• _WORK INSTRUCTION_
Once you have read the records, write them out again exactly.

• _DATA SUPPLIED_

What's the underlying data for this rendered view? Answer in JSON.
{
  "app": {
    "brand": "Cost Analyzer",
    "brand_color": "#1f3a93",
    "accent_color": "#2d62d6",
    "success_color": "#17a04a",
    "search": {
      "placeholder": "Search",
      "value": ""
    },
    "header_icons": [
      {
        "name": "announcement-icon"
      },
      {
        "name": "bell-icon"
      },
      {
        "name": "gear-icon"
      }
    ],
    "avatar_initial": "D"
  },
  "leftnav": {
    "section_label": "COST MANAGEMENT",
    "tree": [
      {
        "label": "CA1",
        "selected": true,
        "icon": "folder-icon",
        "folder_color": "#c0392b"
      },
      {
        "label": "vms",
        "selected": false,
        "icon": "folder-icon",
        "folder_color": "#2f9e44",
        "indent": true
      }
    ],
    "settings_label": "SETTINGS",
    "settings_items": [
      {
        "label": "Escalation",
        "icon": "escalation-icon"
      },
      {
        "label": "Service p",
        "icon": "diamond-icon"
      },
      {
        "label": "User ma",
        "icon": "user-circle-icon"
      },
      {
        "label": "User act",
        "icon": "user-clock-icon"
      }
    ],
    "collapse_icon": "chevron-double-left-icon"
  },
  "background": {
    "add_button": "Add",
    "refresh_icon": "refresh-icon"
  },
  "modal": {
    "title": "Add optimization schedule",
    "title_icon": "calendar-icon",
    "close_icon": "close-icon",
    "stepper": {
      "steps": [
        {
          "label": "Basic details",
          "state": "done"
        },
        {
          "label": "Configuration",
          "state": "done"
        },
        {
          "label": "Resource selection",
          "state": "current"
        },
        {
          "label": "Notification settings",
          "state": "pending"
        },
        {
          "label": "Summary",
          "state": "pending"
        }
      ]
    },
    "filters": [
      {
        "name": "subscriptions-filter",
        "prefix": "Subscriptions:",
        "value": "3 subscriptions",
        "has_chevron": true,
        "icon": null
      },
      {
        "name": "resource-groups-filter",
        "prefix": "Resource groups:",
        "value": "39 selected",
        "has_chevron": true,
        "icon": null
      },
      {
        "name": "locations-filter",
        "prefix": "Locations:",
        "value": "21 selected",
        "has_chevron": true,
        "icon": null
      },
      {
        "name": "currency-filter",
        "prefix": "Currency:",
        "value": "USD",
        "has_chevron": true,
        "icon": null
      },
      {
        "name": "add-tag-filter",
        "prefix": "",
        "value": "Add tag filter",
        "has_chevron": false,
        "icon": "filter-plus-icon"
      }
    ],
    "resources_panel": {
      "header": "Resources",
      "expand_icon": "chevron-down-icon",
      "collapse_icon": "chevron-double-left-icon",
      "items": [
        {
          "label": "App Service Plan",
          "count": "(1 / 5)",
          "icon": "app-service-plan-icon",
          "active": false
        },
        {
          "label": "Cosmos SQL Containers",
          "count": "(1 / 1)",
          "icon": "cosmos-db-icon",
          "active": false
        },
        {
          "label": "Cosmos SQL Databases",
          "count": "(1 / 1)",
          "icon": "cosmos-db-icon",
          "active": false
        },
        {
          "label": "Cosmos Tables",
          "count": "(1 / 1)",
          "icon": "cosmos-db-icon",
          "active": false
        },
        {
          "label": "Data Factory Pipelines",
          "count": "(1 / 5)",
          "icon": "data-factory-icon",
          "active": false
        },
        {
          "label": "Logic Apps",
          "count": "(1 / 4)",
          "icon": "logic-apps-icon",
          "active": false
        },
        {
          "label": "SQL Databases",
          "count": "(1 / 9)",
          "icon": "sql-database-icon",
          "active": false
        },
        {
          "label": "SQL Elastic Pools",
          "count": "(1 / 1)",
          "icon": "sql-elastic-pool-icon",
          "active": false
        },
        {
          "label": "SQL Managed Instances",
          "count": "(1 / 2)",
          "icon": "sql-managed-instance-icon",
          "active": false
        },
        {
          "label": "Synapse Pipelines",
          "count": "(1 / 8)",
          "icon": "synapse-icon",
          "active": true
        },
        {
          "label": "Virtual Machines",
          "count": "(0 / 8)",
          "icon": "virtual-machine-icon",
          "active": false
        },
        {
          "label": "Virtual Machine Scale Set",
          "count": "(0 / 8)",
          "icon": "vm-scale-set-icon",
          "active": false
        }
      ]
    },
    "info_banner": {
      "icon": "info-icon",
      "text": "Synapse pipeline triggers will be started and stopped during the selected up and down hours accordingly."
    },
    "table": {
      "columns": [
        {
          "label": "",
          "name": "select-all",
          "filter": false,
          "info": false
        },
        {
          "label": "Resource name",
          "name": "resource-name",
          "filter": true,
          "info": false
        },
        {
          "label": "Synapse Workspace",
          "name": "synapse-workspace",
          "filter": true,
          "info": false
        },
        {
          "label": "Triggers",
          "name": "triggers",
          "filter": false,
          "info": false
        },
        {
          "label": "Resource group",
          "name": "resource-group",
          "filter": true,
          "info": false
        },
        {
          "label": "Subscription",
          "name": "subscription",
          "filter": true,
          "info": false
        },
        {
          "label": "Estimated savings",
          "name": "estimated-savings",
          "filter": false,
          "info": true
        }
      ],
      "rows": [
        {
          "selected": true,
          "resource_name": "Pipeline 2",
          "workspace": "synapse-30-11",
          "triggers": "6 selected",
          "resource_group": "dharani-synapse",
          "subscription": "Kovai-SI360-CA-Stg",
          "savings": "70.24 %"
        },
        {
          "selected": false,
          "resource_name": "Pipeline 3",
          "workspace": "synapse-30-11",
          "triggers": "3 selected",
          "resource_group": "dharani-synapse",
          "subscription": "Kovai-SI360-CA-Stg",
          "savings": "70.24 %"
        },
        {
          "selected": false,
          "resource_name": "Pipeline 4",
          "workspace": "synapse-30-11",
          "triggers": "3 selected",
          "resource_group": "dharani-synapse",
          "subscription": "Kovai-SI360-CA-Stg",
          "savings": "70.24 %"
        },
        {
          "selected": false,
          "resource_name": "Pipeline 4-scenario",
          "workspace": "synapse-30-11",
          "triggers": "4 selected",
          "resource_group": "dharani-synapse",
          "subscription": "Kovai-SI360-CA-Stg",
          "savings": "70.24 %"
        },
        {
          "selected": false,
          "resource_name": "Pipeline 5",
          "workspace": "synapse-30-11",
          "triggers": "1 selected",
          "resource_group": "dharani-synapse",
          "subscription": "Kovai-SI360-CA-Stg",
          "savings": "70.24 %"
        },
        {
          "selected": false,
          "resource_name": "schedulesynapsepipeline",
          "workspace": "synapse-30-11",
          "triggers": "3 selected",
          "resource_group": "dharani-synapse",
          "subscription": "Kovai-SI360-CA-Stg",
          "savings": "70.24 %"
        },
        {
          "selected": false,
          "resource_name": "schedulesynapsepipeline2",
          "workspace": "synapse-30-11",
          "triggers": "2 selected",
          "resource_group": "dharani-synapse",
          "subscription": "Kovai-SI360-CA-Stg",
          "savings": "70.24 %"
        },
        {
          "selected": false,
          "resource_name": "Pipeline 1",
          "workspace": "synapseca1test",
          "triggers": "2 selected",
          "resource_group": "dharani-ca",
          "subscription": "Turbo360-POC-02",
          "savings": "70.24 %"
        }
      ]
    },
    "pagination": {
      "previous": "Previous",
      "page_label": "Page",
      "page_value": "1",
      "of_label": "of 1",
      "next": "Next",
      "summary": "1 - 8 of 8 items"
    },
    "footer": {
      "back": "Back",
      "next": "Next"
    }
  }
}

• _EXPECTED ANSWER_
What's the underlying data for this rendered view? Answer in JSON.
{
  "app": {
    "brand": "Cost Analyzer",
    "brand_color": "#1f3a93",
    "accent_color": "#2d62d6",
    "success_color": "#17a04a",
    "search": {
      "placeholder": "Search",
      "value": ""
    },
    "header_icons": [
      {
        "name": "announcement-icon"
      },
      {
        "name": "bell-icon"
      },
      {
        "name": "gear-icon"
      }
    ],
    "avatar_initial": "D"
  },
  "leftnav": {
    "section_label": "COST MANAGEMENT",
    "tree": [
      {
        "label": "CA1",
        "selected": true,
        "icon": "folder-icon",
        "folder_color": "#c0392b"
      },
      {
        "label": "vms",
        "selected": false,
        "icon": "folder-icon",
        "folder_color": "#2f9e44",
        "indent": true
      }
    ],
    "settings_label": "SETTINGS",
    "settings_items": [
      {
        "label": "Escalation",
        "icon": "escalation-icon"
      },
      {
        "label": "Service p",
        "icon": "diamond-icon"
      },
      {
        "label": "User ma",
        "icon": "user-circle-icon"
      },
      {
        "label": "User act",
        "icon": "user-clock-icon"
      }
    ],
    "collapse_icon": "chevron-double-left-icon"
  },
  "background": {
    "add_button": "Add",
    "refresh_icon": "refresh-icon"
  },
  "modal": {
    "title": "Add optimization schedule",
    "title_icon": "calendar-icon",
    "close_icon": "close-icon",
    "stepper": {
      "steps": [
        {
          "label": "Basic details",
          "state": "done"
        },
        {
          "label": "Configuration",
          "state": "done"
        },
        {
          "label": "Resource selection",
          "state": "current"
        },
        {
          "label": "Notification settings",
          "state": "pending"
        },
        {
          "label": "Summary",
          "state": "pending"
        }
      ]
    },
    "filters": [
      {
        "name": "subscriptions-filter",
        "prefix": "Subscriptions:",
        "value": "3 subscriptions",
        "has_chevron": true,
        "icon": null
      },
      {
        "name": "resource-groups-filter",
        "prefix": "Resource groups:",
        "value": "39 selected",
        "has_chevron": true,
        "icon": null
      },
      {
        "name": "locations-filter",
        "prefix": "Locations:",
        "value": "21 selected",
        "has_chevron": true,
        "icon": null
      },
      {
        "name": "currency-filter",
        "prefix": "Currency:",
        "value": "USD",
        "has_chevron": true,
        "icon": null
      },
      {
        "name": "add-tag-filter",
        "prefix": "",
        "value": "Add tag filter",
        "has_chevron": false,
        "icon": "filter-plus-icon"
      }
    ],
    "resources_panel": {
      "header": "Resources",
      "expand_icon": "chevron-down-icon",
      "collapse_icon": "chevron-double-left-icon",
      "items": [
        {
          "label": "App Service Plan",
          "count": "(1 / 5)",
          "icon": "app-service-plan-icon",
          "active": false
        },
        {
          "label": "Cosmos SQL Containers",
          "count": "(1 / 1)",
          "icon": "cosmos-db-icon",
          "active": false
        },
        {
          "label": "Cosmos SQL Databases",
          "count": "(1 / 1)",
          "icon": "cosmos-db-icon",
          "active": false
        },
        {
          "label": "Cosmos Tables",
          "count": "(1 / 1)",
          "icon": "cosmos-db-icon",
          "active": false
        },
        {
          "label": "Data Factory Pipelines",
          "count": "(1 / 5)",
          "icon": "data-factory-icon",
          "active": false
        },
        {
          "label": "Logic Apps",
          "count": "(1 / 4)",
          "icon": "logic-apps-icon",
          "active": false
        },
        {
          "label": "SQL Databases",
          "count": "(1 / 9)",
          "icon": "sql-database-icon",
          "active": false
        },
        {
          "label": "SQL Elastic Pools",
          "count": "(1 / 1)",
          "icon": "sql-elastic-pool-icon",
          "active": false
        },
        {
          "label": "SQL Managed Instances",
          "count": "(1 / 2)",
          "icon": "sql-managed-instance-icon",
          "active": false
        },
        {
          "label": "Synapse Pipelines",
          "count": "(1 / 8)",
          "icon": "synapse-icon",
          "active": true
        },
        {
          "label": "Virtual Machines",
          "count": "(0 / 8)",
          "icon": "virtual-machine-icon",
          "active": false
        },
        {
          "label": "Virtual Machine Scale Set",
          "count": "(0 / 8)",
          "icon": "vm-scale-set-icon",
          "active": false
        }
      ]
    },
    "info_banner": {
      "icon": "info-icon",
      "text": "Synapse pipeline triggers will be started and stopped during the selected up and down hours accordingly."
    },
    "table": {
      "columns": [
        {
          "label": "",
          "name": "select-all",
          "filter": false,
          "info": false
        },
        {
          "label": "Resource name",
          "name": "resource-name",
          "filter": true,
          "info": false
        },
        {
          "label": "Synapse Workspace",
          "name": "synapse-workspace",
          "filter": true,
          "info": false
        },
        {
          "label": "Triggers",
          "name": "triggers",
          "filter": false,
          "info": false
        },
        {
          "label": "Resource group",
          "name": "resource-group",
          "filter": true,
          "info": false
        },
        {
          "label": "Subscription",
          "name": "subscription",
          "filter": true,
          "info": false
        },
        {
          "label": "Estimated savings",
          "name": "estimated-savings",
          "filter": false,
          "info": true
        }
      ],
      "rows": [
        {
          "selected": true,
          "resource_name": "Pipeline 2",
          "workspace": "synapse-30-11",
          "triggers": "6 selected",
          "resource_group": "dharani-synapse",
          "subscription": "Kovai-SI360-CA-Stg",
          "savings": "70.24 %"
        },
        {
          "selected": false,
          "resource_name": "Pipeline 3",
          "workspace": "synapse-30-11",
          "triggers": "3 selected",
          "resource_group": "dharani-synapse",
          "subscription": "Kovai-SI360-CA-Stg",
          "savings": "70.24 %"
        },
        {
          "selected": false,
          "resource_name": "Pipeline 4",
          "workspace": "synapse-30-11",
          "triggers": "3 selected",
          "resource_group": "dharani-synapse",
          "subscription": "Kovai-SI360-CA-Stg",
          "savings": "70.24 %"
        },
        {
          "selected": false,
          "resource_name": "Pipeline 4-scenario",
          "workspace": "synapse-30-11",
          "triggers": "4 selected",
          "resource_group": "dharani-synapse",
          "subscription": "Kovai-SI360-CA-Stg",
          "savings": "70.24 %"
        },
        {
          "selected": false,
          "resource_name": "Pipeline 5",
          "workspace": "synapse-30-11",
          "triggers": "1 selected",
          "resource_group": "dharani-synapse",
          "subscription": "Kovai-SI360-CA-Stg",
          "savings": "70.24 %"
        },
        {
          "selected": false,
          "resource_name": "schedulesynapsepipeline",
          "workspace": "synapse-30-11",
          "triggers": "3 selected",
          "resource_group": "dharani-synapse",
          "subscription": "Kovai-SI360-CA-Stg",
          "savings": "70.24 %"
        },
        {
          "selected": false,
          "resource_name": "schedulesynapsepipeline2",
          "workspace": "synapse-30-11",
          "triggers": "2 selected",
          "resource_group": "dharani-synapse",
          "subscription": "Kovai-SI360-CA-Stg",
          "savings": "70.24 %"
        },
        {
          "selected": false,
          "resource_name": "Pipeline 1",
          "workspace": "synapseca1test",
          "triggers": "2 selected",
          "resource_group": "dharani-ca",
          "subscription": "Turbo360-POC-02",
          "savings": "70.24 %"
        }
      ]
    },
    "pagination": {
      "previous": "Previous",
      "page_label": "Page",
      "page_value": "1",
      "of_label": "of 1",
      "next": "Next",
      "summary": "1 - 8 of 8 items"
    },
    "footer": {
      "back": "Back",
      "next": "Next"
    }
  }
}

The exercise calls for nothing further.